(Woodbury, NJ) – Gloucester County Freeholder Director Robert M. Damminger and Freeholder Adam J. Taliaferro are urging resident to be 'Sun Smart' this summer and to take precautions to prevent overexposure to the sun. 

The Gloucester County Department of Health, Senior & Disability Services will also be offering free Dermascan screenings at several locations throughout the summer.  Dermascan is a tool that allows you to see how the sun affects your skin.

Freeholder Director Damminger said, "Skin cancer is the most common type of cancer in the United States, and it is the most preventable type. You can protect yourself and your family from most skin cancers by taking some simple precautions to literally save your skin."

Freeholder Taliaferro said that making smart lifestyle choices like wearing sunscreen and avoiding tanning are essential in protecting your skin and potentially your life. 

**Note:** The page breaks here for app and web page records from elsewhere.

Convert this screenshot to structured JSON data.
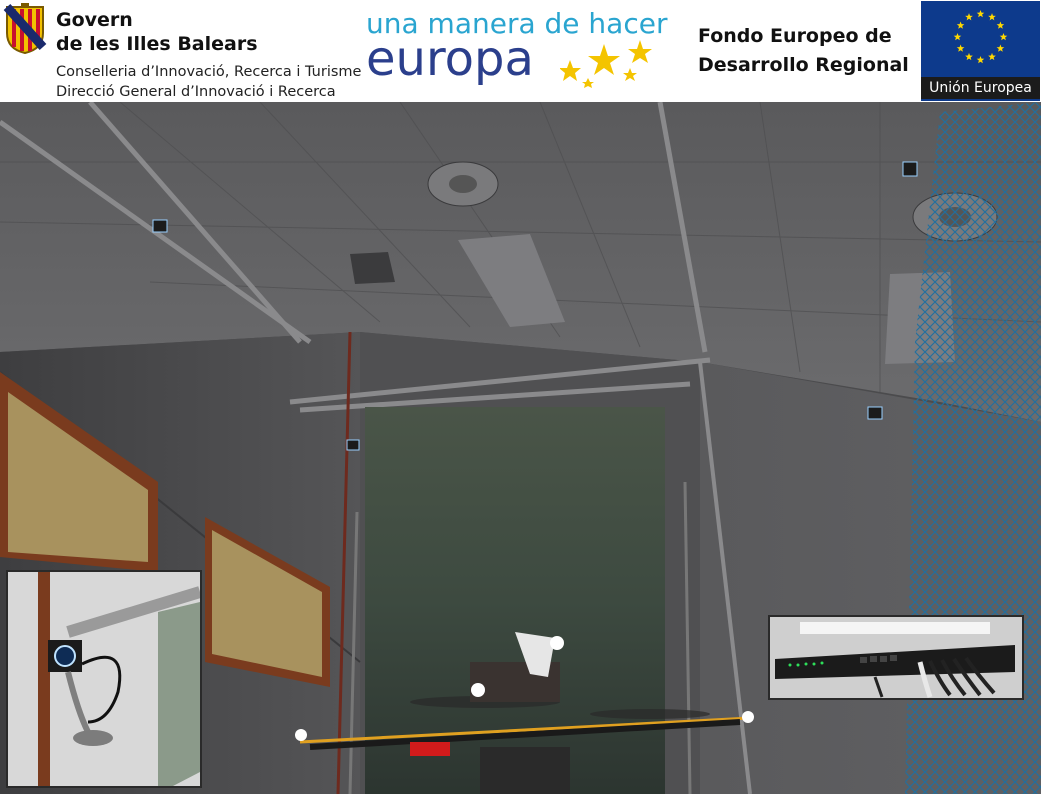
{
  "header": {
    "government": {
      "name_line1": "Govern",
      "name_line2": "de les Illes Balears",
      "department_line1": "Conselleria d’Innovació, Recerca i Turisme",
      "department_line2": "Direcció General d’Innovació i Recerca",
      "crest_icon": "balearic-coat-of-arms-icon"
    },
    "feder": {
      "slogan_line1": "una manera de hacer",
      "slogan_line2": "europa",
      "stars_icon": "gold-stars-icon"
    },
    "fund": {
      "line1": "Fondo Europeo de",
      "line2": "Desarrollo Regional"
    },
    "eu": {
      "label": "Unión Europea",
      "flag_icon": "eu-flag-icon"
    }
  },
  "colors": {
    "slogan_light_blue": "#2aa5d0",
    "slogan_dark_blue": "#2b3f8c",
    "eu_blue": "#0d3a8c",
    "eu_star_yellow": "#ffd800",
    "net_blue": "#1f6fa0",
    "frame_orange": "#e0a020"
  },
  "photo": {
    "main_icon": "indoor-flight-lab-with-quadrotor-and-cameras-photo",
    "inset_left_icon": "motion-capture-camera-closeup-photo",
    "inset_right_icon": "network-switch-closeup-photo"
  }
}
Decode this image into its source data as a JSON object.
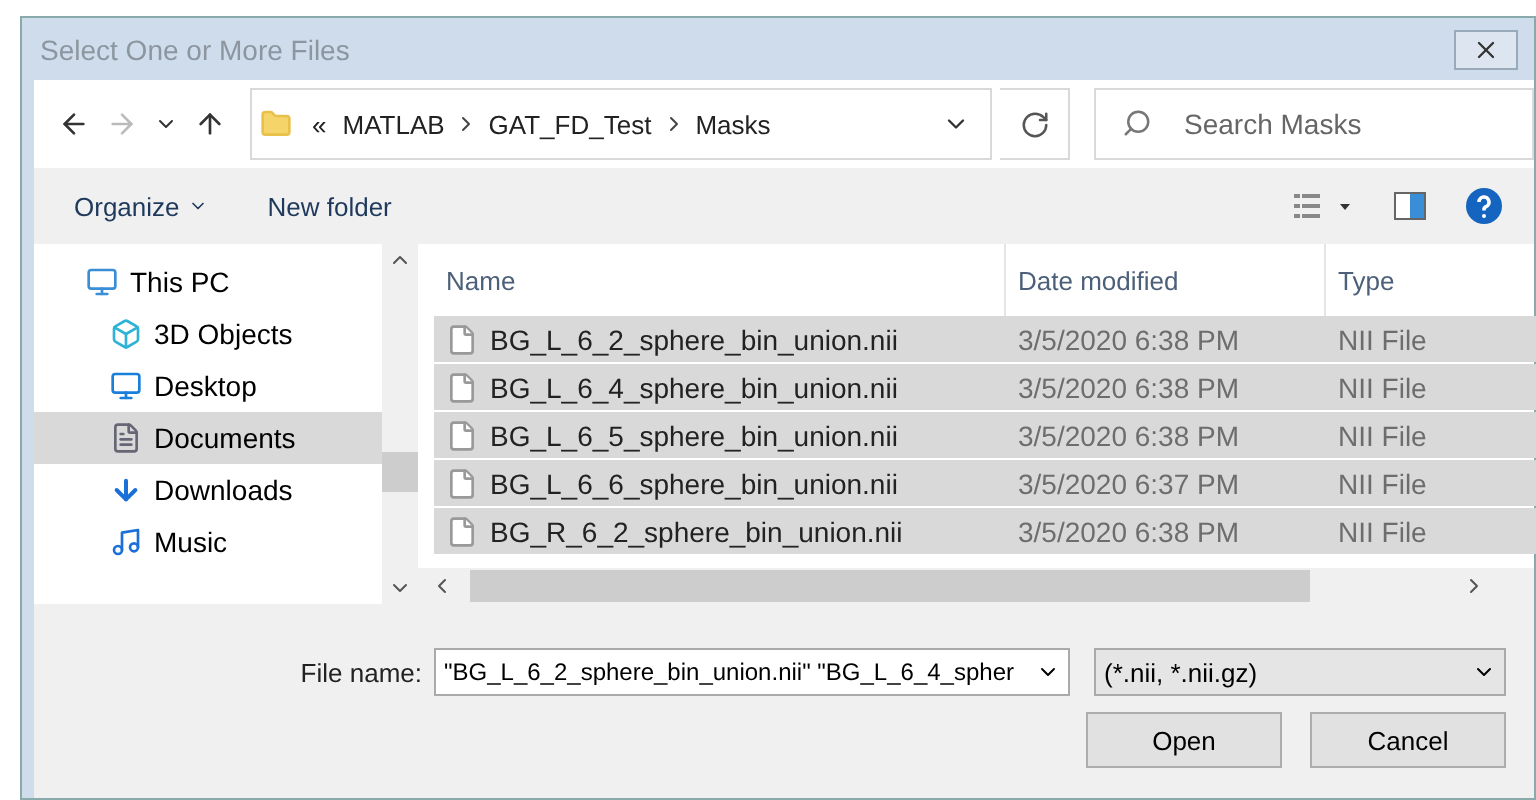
{
  "window": {
    "title": "Select One or More Files"
  },
  "address": {
    "overflow": "«",
    "crumbs": [
      "MATLAB",
      "GAT_FD_Test",
      "Masks"
    ]
  },
  "search": {
    "placeholder": "Search Masks"
  },
  "toolbar": {
    "organize": "Organize",
    "new_folder": "New folder"
  },
  "sidebar": {
    "items": [
      {
        "label": "This PC",
        "kind": "pc",
        "selected": false,
        "children": [
          {
            "label": "3D Objects",
            "kind": "cube",
            "selected": false
          },
          {
            "label": "Desktop",
            "kind": "desktop",
            "selected": false
          },
          {
            "label": "Documents",
            "kind": "documents",
            "selected": true
          },
          {
            "label": "Downloads",
            "kind": "downloads",
            "selected": false
          },
          {
            "label": "Music",
            "kind": "music",
            "selected": false
          }
        ]
      }
    ]
  },
  "table": {
    "columns": [
      "Name",
      "Date modified",
      "Type"
    ],
    "rows": [
      {
        "name": "BG_L_6_2_sphere_bin_union.nii",
        "date": "3/5/2020 6:38 PM",
        "type": "NII File",
        "selected": true
      },
      {
        "name": "BG_L_6_4_sphere_bin_union.nii",
        "date": "3/5/2020 6:38 PM",
        "type": "NII File",
        "selected": true
      },
      {
        "name": "BG_L_6_5_sphere_bin_union.nii",
        "date": "3/5/2020 6:38 PM",
        "type": "NII File",
        "selected": true
      },
      {
        "name": "BG_L_6_6_sphere_bin_union.nii",
        "date": "3/5/2020 6:37 PM",
        "type": "NII File",
        "selected": true
      },
      {
        "name": "BG_R_6_2_sphere_bin_union.nii",
        "date": "3/5/2020 6:38 PM",
        "type": "NII File",
        "selected": true
      }
    ]
  },
  "file_name": {
    "label": "File name:",
    "value": "\"BG_L_6_2_sphere_bin_union.nii\" \"BG_L_6_4_spher"
  },
  "filter": {
    "value": "(*.nii, *.nii.gz)"
  },
  "buttons": [
    "Open",
    "Cancel"
  ]
}
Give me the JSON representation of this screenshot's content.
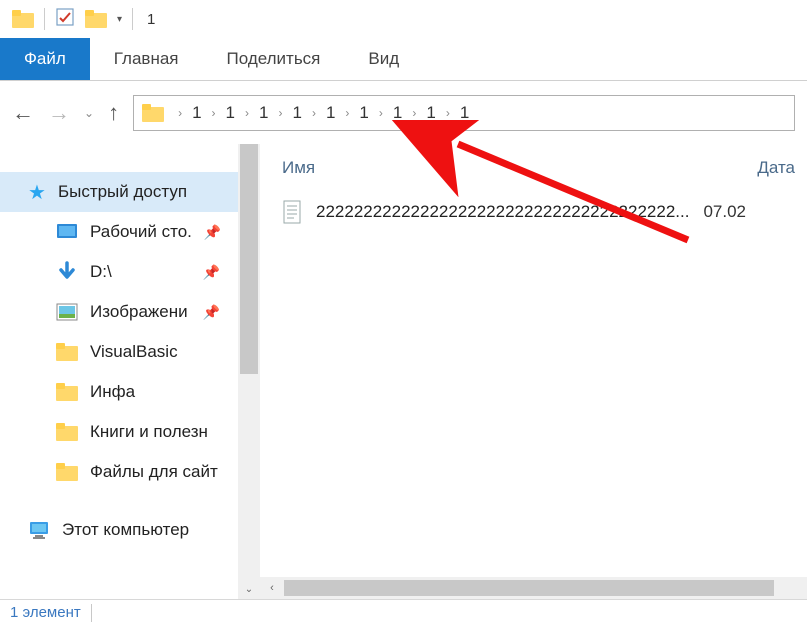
{
  "titlebar": {
    "title": "1"
  },
  "ribbon": {
    "tabs": [
      {
        "label": "Файл",
        "active": true
      },
      {
        "label": "Главная",
        "active": false
      },
      {
        "label": "Поделиться",
        "active": false
      },
      {
        "label": "Вид",
        "active": false
      }
    ]
  },
  "breadcrumb": {
    "segments": [
      "1",
      "1",
      "1",
      "1",
      "1",
      "1",
      "1",
      "1",
      "1"
    ]
  },
  "sidebar": {
    "items": [
      {
        "label": "Быстрый доступ",
        "icon": "star",
        "selected": true,
        "pinned": false,
        "indent": false
      },
      {
        "label": "Рабочий сто.",
        "icon": "desktop",
        "selected": false,
        "pinned": true,
        "indent": true
      },
      {
        "label": "D:\\",
        "icon": "bluearrow",
        "selected": false,
        "pinned": true,
        "indent": true
      },
      {
        "label": "Изображени",
        "icon": "pictures",
        "selected": false,
        "pinned": true,
        "indent": true
      },
      {
        "label": "VisualBasic",
        "icon": "folder",
        "selected": false,
        "pinned": false,
        "indent": true
      },
      {
        "label": "Инфа",
        "icon": "folder",
        "selected": false,
        "pinned": false,
        "indent": true
      },
      {
        "label": "Книги и полезн",
        "icon": "folder",
        "selected": false,
        "pinned": false,
        "indent": true
      },
      {
        "label": "Файлы для сайт",
        "icon": "folder",
        "selected": false,
        "pinned": false,
        "indent": true
      },
      {
        "label": "__spacer__",
        "icon": "",
        "selected": false,
        "pinned": false,
        "indent": false
      },
      {
        "label": "Этот компьютер",
        "icon": "pc",
        "selected": false,
        "pinned": false,
        "indent": false
      }
    ]
  },
  "columns": {
    "name": "Имя",
    "date": "Дата"
  },
  "files": [
    {
      "name": "22222222222222222222222222222222222222...",
      "date": "07.02"
    }
  ],
  "statusbar": {
    "count_text": "1 элемент"
  }
}
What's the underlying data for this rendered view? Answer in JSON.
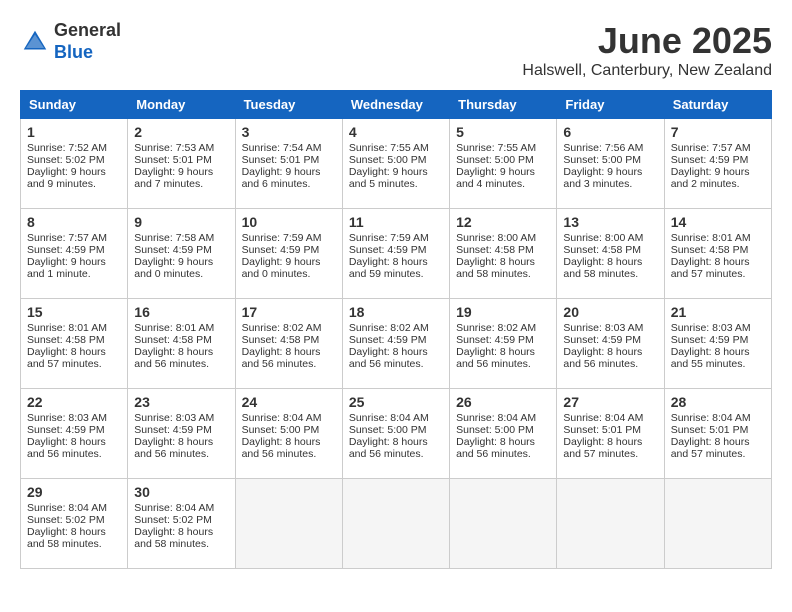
{
  "logo": {
    "general": "General",
    "blue": "Blue"
  },
  "title": "June 2025",
  "location": "Halswell, Canterbury, New Zealand",
  "days_of_week": [
    "Sunday",
    "Monday",
    "Tuesday",
    "Wednesday",
    "Thursday",
    "Friday",
    "Saturday"
  ],
  "weeks": [
    [
      {
        "day": 1,
        "lines": [
          "Sunrise: 7:52 AM",
          "Sunset: 5:02 PM",
          "Daylight: 9 hours",
          "and 9 minutes."
        ]
      },
      {
        "day": 2,
        "lines": [
          "Sunrise: 7:53 AM",
          "Sunset: 5:01 PM",
          "Daylight: 9 hours",
          "and 7 minutes."
        ]
      },
      {
        "day": 3,
        "lines": [
          "Sunrise: 7:54 AM",
          "Sunset: 5:01 PM",
          "Daylight: 9 hours",
          "and 6 minutes."
        ]
      },
      {
        "day": 4,
        "lines": [
          "Sunrise: 7:55 AM",
          "Sunset: 5:00 PM",
          "Daylight: 9 hours",
          "and 5 minutes."
        ]
      },
      {
        "day": 5,
        "lines": [
          "Sunrise: 7:55 AM",
          "Sunset: 5:00 PM",
          "Daylight: 9 hours",
          "and 4 minutes."
        ]
      },
      {
        "day": 6,
        "lines": [
          "Sunrise: 7:56 AM",
          "Sunset: 5:00 PM",
          "Daylight: 9 hours",
          "and 3 minutes."
        ]
      },
      {
        "day": 7,
        "lines": [
          "Sunrise: 7:57 AM",
          "Sunset: 4:59 PM",
          "Daylight: 9 hours",
          "and 2 minutes."
        ]
      }
    ],
    [
      {
        "day": 8,
        "lines": [
          "Sunrise: 7:57 AM",
          "Sunset: 4:59 PM",
          "Daylight: 9 hours",
          "and 1 minute."
        ]
      },
      {
        "day": 9,
        "lines": [
          "Sunrise: 7:58 AM",
          "Sunset: 4:59 PM",
          "Daylight: 9 hours",
          "and 0 minutes."
        ]
      },
      {
        "day": 10,
        "lines": [
          "Sunrise: 7:59 AM",
          "Sunset: 4:59 PM",
          "Daylight: 9 hours",
          "and 0 minutes."
        ]
      },
      {
        "day": 11,
        "lines": [
          "Sunrise: 7:59 AM",
          "Sunset: 4:59 PM",
          "Daylight: 8 hours",
          "and 59 minutes."
        ]
      },
      {
        "day": 12,
        "lines": [
          "Sunrise: 8:00 AM",
          "Sunset: 4:58 PM",
          "Daylight: 8 hours",
          "and 58 minutes."
        ]
      },
      {
        "day": 13,
        "lines": [
          "Sunrise: 8:00 AM",
          "Sunset: 4:58 PM",
          "Daylight: 8 hours",
          "and 58 minutes."
        ]
      },
      {
        "day": 14,
        "lines": [
          "Sunrise: 8:01 AM",
          "Sunset: 4:58 PM",
          "Daylight: 8 hours",
          "and 57 minutes."
        ]
      }
    ],
    [
      {
        "day": 15,
        "lines": [
          "Sunrise: 8:01 AM",
          "Sunset: 4:58 PM",
          "Daylight: 8 hours",
          "and 57 minutes."
        ]
      },
      {
        "day": 16,
        "lines": [
          "Sunrise: 8:01 AM",
          "Sunset: 4:58 PM",
          "Daylight: 8 hours",
          "and 56 minutes."
        ]
      },
      {
        "day": 17,
        "lines": [
          "Sunrise: 8:02 AM",
          "Sunset: 4:58 PM",
          "Daylight: 8 hours",
          "and 56 minutes."
        ]
      },
      {
        "day": 18,
        "lines": [
          "Sunrise: 8:02 AM",
          "Sunset: 4:59 PM",
          "Daylight: 8 hours",
          "and 56 minutes."
        ]
      },
      {
        "day": 19,
        "lines": [
          "Sunrise: 8:02 AM",
          "Sunset: 4:59 PM",
          "Daylight: 8 hours",
          "and 56 minutes."
        ]
      },
      {
        "day": 20,
        "lines": [
          "Sunrise: 8:03 AM",
          "Sunset: 4:59 PM",
          "Daylight: 8 hours",
          "and 56 minutes."
        ]
      },
      {
        "day": 21,
        "lines": [
          "Sunrise: 8:03 AM",
          "Sunset: 4:59 PM",
          "Daylight: 8 hours",
          "and 55 minutes."
        ]
      }
    ],
    [
      {
        "day": 22,
        "lines": [
          "Sunrise: 8:03 AM",
          "Sunset: 4:59 PM",
          "Daylight: 8 hours",
          "and 56 minutes."
        ]
      },
      {
        "day": 23,
        "lines": [
          "Sunrise: 8:03 AM",
          "Sunset: 4:59 PM",
          "Daylight: 8 hours",
          "and 56 minutes."
        ]
      },
      {
        "day": 24,
        "lines": [
          "Sunrise: 8:04 AM",
          "Sunset: 5:00 PM",
          "Daylight: 8 hours",
          "and 56 minutes."
        ]
      },
      {
        "day": 25,
        "lines": [
          "Sunrise: 8:04 AM",
          "Sunset: 5:00 PM",
          "Daylight: 8 hours",
          "and 56 minutes."
        ]
      },
      {
        "day": 26,
        "lines": [
          "Sunrise: 8:04 AM",
          "Sunset: 5:00 PM",
          "Daylight: 8 hours",
          "and 56 minutes."
        ]
      },
      {
        "day": 27,
        "lines": [
          "Sunrise: 8:04 AM",
          "Sunset: 5:01 PM",
          "Daylight: 8 hours",
          "and 57 minutes."
        ]
      },
      {
        "day": 28,
        "lines": [
          "Sunrise: 8:04 AM",
          "Sunset: 5:01 PM",
          "Daylight: 8 hours",
          "and 57 minutes."
        ]
      }
    ],
    [
      {
        "day": 29,
        "lines": [
          "Sunrise: 8:04 AM",
          "Sunset: 5:02 PM",
          "Daylight: 8 hours",
          "and 58 minutes."
        ]
      },
      {
        "day": 30,
        "lines": [
          "Sunrise: 8:04 AM",
          "Sunset: 5:02 PM",
          "Daylight: 8 hours",
          "and 58 minutes."
        ]
      },
      null,
      null,
      null,
      null,
      null
    ]
  ]
}
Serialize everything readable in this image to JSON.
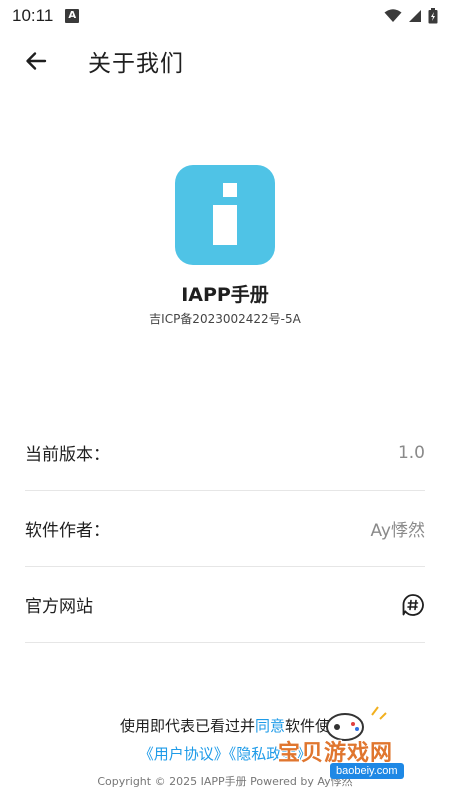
{
  "status_bar": {
    "time": "10:11",
    "notification_glyph": "A"
  },
  "header": {
    "title": "关于我们"
  },
  "app": {
    "name": "IAPP手册",
    "icp": "吉ICP备2023002422号-5A",
    "logo_color": "#4fc3e6"
  },
  "info": {
    "rows": [
      {
        "label": "当前版本：",
        "value": "1.0"
      },
      {
        "label": "软件作者：",
        "value": "Ay悸然"
      },
      {
        "label": "官方网站",
        "value": ""
      }
    ]
  },
  "footer": {
    "agree_prefix": "使用即代表已看过并",
    "agree_link": "同意",
    "agree_suffix": "软件使",
    "user_agreement": "《用户协议》",
    "privacy_policy": "《隐私政策》",
    "copyright": "Copyright © 2025 IAPP手册 Powered by Ay悸然"
  },
  "watermark": {
    "text": "宝贝游戏网",
    "url": "baobeiy.com"
  },
  "colors": {
    "link": "#1e9be8",
    "accent": "#4fc3e6"
  }
}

“Over the past three decades, more people have had skin cancer than all other cancers combined.  Exposure to the sun’s ultraviolet radiation (UVR) is strongly linked to all forms of skin cancer. With good sun safety habits including proper clothing and sunscreen, families can enjoy all sorts of outdoor activities without risking their health. As parents, we must teach our children to incorporate sun protection into their daily routine, which will significantly lower their risk of developing skin cancer as an adult,” said Taliaferro who serves as the liaison to the Department of Health. 

Taliaferro said that Dermascan screenings will be held from 10 am to 12 noon on the following days:

June 25 and July 9:  Chestnut Branch Park, 401 Main Street, Mantua

July 10:  Gloucester County Dream Park, 400 US 130 South, Logan Twp.
July 11 and 25:Fasola Park, 1720 Delsea Drive, Deptford

The Gloucester County Department of Health would like to empower families to stay safe in the sun with the following tips from The Skin Cancer Foundation:

  • Seek the shade: Remind kids to play in shaded areas in order to limit UV exposure. Check with camps to see if there are adequate places for campers to seek shade during outdoor activities taking place between 10 AM and 4 PM, when UV rays are most intense.
  • Avoid tanning: Remember tanning itself is caused by DNA damage to the skin.
  • Cover up with clothing: Consider dressing children in swim shirts or rash guards while in the water at the pool or beach. Protect the face, neck and eyes with broad-brimmed hats and UV-blocking sunglasses. 
  • Use sunscreen: For everyday use, look for broad spectrum (UVA/UVB) sunscreen with an SPF of at least 30. If your child will be spending extended time outdoors, use a water-resistant, broad spectrum sunscreen. Apply 1 ounce (2 tablespoons) of sunscreen to your child’s entire body 30 minutes before going outside. Assist children in reapplying sunscreen every two hours and after swimming or playing sports, because water and sweat wash sunscreen away. If your children apply their own sunscreen, remind them to cover easy-to-miss spots, such as the backs of ears and neck, as well as the tops of feet and hands.
  • Keep newborns out of the sun: For infants, protective clothing and keeping them out of the sun are best, but it is still safe and necessary to apply sunscreen to exposed skin, even for infants over 6 months old.
  • Buy new sunscreen each year: Don’t dig to the bottom of your beach bag for last year’s sunscreen. Sun protection expires after 12 months.
  • Practice what you preach: Incorporate these tips into your own lifestyle. You’ll not only set a good example, but you’ll reduce your risk of skin cancer, sun damage and skin aging.
For more information about Gloucester County Department of Health’s Summer Sun Safety campaign residents can call 856-218-4106 or visit our website at